Today integrated care boards (ICBs) will assume responsibility for pharmaceutical services along with dental care and general ophthalmic services. Chair of the National Pharmacy Association, Andrew Lane, outlines the potential of community pharmacy in the system
Community pharmacies are a key part of the health service frontline and the most visited of all settings in which NHS services are delivered.
The move to a delegated contract, whereby integrated care boards (ICBs) will oversee community pharmacy commissioning, provides a great opportunity to maximise the potential of these vital assets.
Every day about 1.8 million people visit a pharmacy and 96% of the population can get to their local pharmacy within 20 minutes without a car. Over a billion prescription items are dispensed in England each year.
There are approximately 11,500 community pharmacies in England – a mean average of about 270 in each integrated care system (ICS).

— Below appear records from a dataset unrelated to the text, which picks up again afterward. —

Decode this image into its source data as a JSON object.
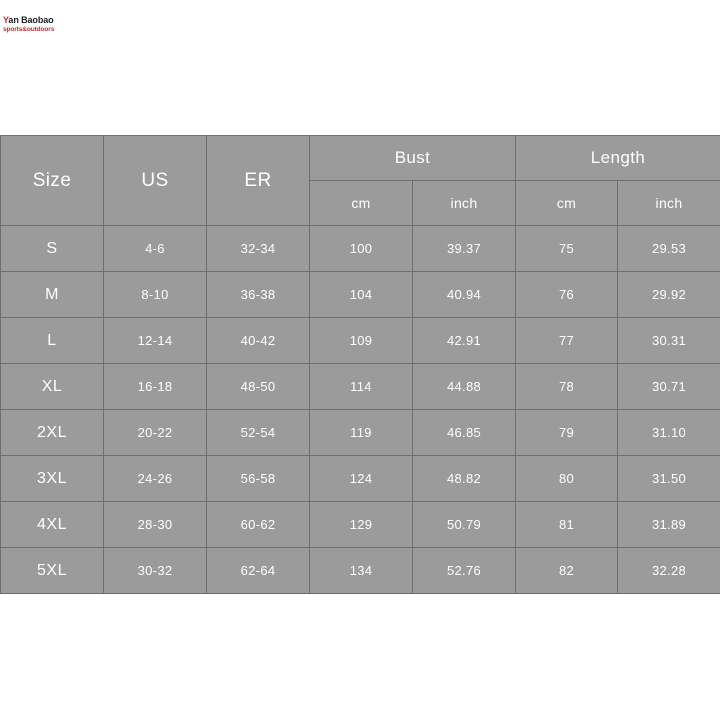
{
  "brand": {
    "name_accent": "Y",
    "name_rest": "an Baobao",
    "tagline": "sports&outdoors",
    "accent_color": "#d8232a"
  },
  "table": {
    "colors": {
      "cell_background": "#9b9b9b",
      "grid_line": "#6e6e6e",
      "text": "#ffffff",
      "page_background": "#ffffff"
    },
    "headers": {
      "size": "Size",
      "us": "US",
      "er": "ER",
      "bust": "Bust",
      "length": "Length",
      "bust_cm": "cm",
      "bust_inch": "inch",
      "length_cm": "cm",
      "length_inch": "inch"
    },
    "rows": [
      {
        "size": "S",
        "us": "4-6",
        "er": "32-34",
        "bust_cm": "100",
        "bust_inch": "39.37",
        "length_cm": "75",
        "length_inch": "29.53"
      },
      {
        "size": "M",
        "us": "8-10",
        "er": "36-38",
        "bust_cm": "104",
        "bust_inch": "40.94",
        "length_cm": "76",
        "length_inch": "29.92"
      },
      {
        "size": "L",
        "us": "12-14",
        "er": "40-42",
        "bust_cm": "109",
        "bust_inch": "42.91",
        "length_cm": "77",
        "length_inch": "30.31"
      },
      {
        "size": "XL",
        "us": "16-18",
        "er": "48-50",
        "bust_cm": "114",
        "bust_inch": "44.88",
        "length_cm": "78",
        "length_inch": "30.71"
      },
      {
        "size": "2XL",
        "us": "20-22",
        "er": "52-54",
        "bust_cm": "119",
        "bust_inch": "46.85",
        "length_cm": "79",
        "length_inch": "31.10"
      },
      {
        "size": "3XL",
        "us": "24-26",
        "er": "56-58",
        "bust_cm": "124",
        "bust_inch": "48.82",
        "length_cm": "80",
        "length_inch": "31.50"
      },
      {
        "size": "4XL",
        "us": "28-30",
        "er": "60-62",
        "bust_cm": "129",
        "bust_inch": "50.79",
        "length_cm": "81",
        "length_inch": "31.89"
      },
      {
        "size": "5XL",
        "us": "30-32",
        "er": "62-64",
        "bust_cm": "134",
        "bust_inch": "52.76",
        "length_cm": "82",
        "length_inch": "32.28"
      }
    ]
  }
}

Community pharmacy bucks the inverse care law – there are relatively more pharmacies in deprived areas where people need healthcare the most.
The range of clinical services provided by pharmacies has expanded significantly in recent years – covering urgent care, hospital discharge, weight management, blood pressure, medicines support for people with Parkinson’s disease and much more. Vaccination services including flu are also now well established.
The NHS 10 Year Plan promised to ‘make greater use of community pharmacists’ skills and opportunities to engage patients’ and aspired to a future in which community pharmacy is an integral part of the NHS, delivering clinical services as a full healthcare partner.
More recently, the Fuller Review highlighted community pharmacy developments in urgent care, cancer diagnosis and direct referral to mental health services.
Community pharmacy sees itself as a can-do profession, keen to do even more in terms of managing demand for urgent care, supporting optimal use of medicines and prevention and detection services.
However, the sector is struggling after almost a decade of real terms cuts to pharmacy funding, which has already resulted in hundreds of permanent closures and threatens thousands more.
There is also a serious workforce crisis in community pharmacy, worse in some regions than others. This has been exacerbated by the Additional Roles Reimbursement Scheme, which has drawn away many pharmacists from patient-facing roles in community pharmacy.
This is the context in which we approach the moment when (from April 2023), ICBs will have taken on delegated responsibility for dental, general ophthalmic services and pharmaceutical services.
From our vantage point in community pharmacy, delegation presents us with a variety of challenges and opportunities, and cause for hope.
Here are some of the requirements needed to ensure that the benefits of involving community pharmacy are fully realised (as identified in a joint piece of work by the NPA, NHS Confederation and others:
1. Community pharmacists must be given the time and space to get involved in working through the development of local services with their primary care colleagues.
2. Community pharmacy and general practice need to work through the historical perceptions of their relationship as providers, moving from a position of competition to one of collaboration and a single voice for primary care.
3. Nationally specified services should be properly resourced, recognising that commercial viability is a valid request by contractors in the NHS.
4. ICSs must support the implementation of nationally specified services, locally ensuring there is project management, IT deployment and system-level governance and oversight for implementation. This should be backed up with appropriate mechanisms to involve community pharmacy in decision-making at all levels and resources available to enable this.
5. An appropriate information technology and information governance framework is needed to support data sharing and facilitate the development of local services and the implementation of national services.
Pre-ICS the more progressive clinical commissioning groups (CCGs) and local authority public health teams had a track record in looking to community pharmacy for pragmatic solutions to many health and care standing problems. All too often, however, these imaginative and well-engineered services remained useful but niche in a single small system footprint, only occasionally breaking free and being scaled up at regional or national contracting level.
ICSs were encouraged by the Fuller report to develop a ‘single system-wide approach to managing integrated urgent care to guarantee same-day care for patients’. Given that convenient access is one of community pharmacy’s key characteristics, we anticipate a significantly enhanced role in the urgent care arena.
Cornwall’s walk-in minor ailments service, which has saved thousands of GP appointments, is an example that others may well wish to follow. Patients are able to visit the pharmacy without an appointment or referral for a consultation with the pharmacist that takes place in a consultation room, and receive NHS treatment if appropriate. A record of the service is sent electronically to the GP for completeness.
We recognise that primary care is not just about general practice and pharmacists, it is dentists, optometrists and all the other clinicians involved in the care of patients outside of hospitals.
I want community pharmacy to be an active partner in integrated care and that will mean investing time in building relationships to improve local services. The direction of travel for all of us is already very clear – destination integration.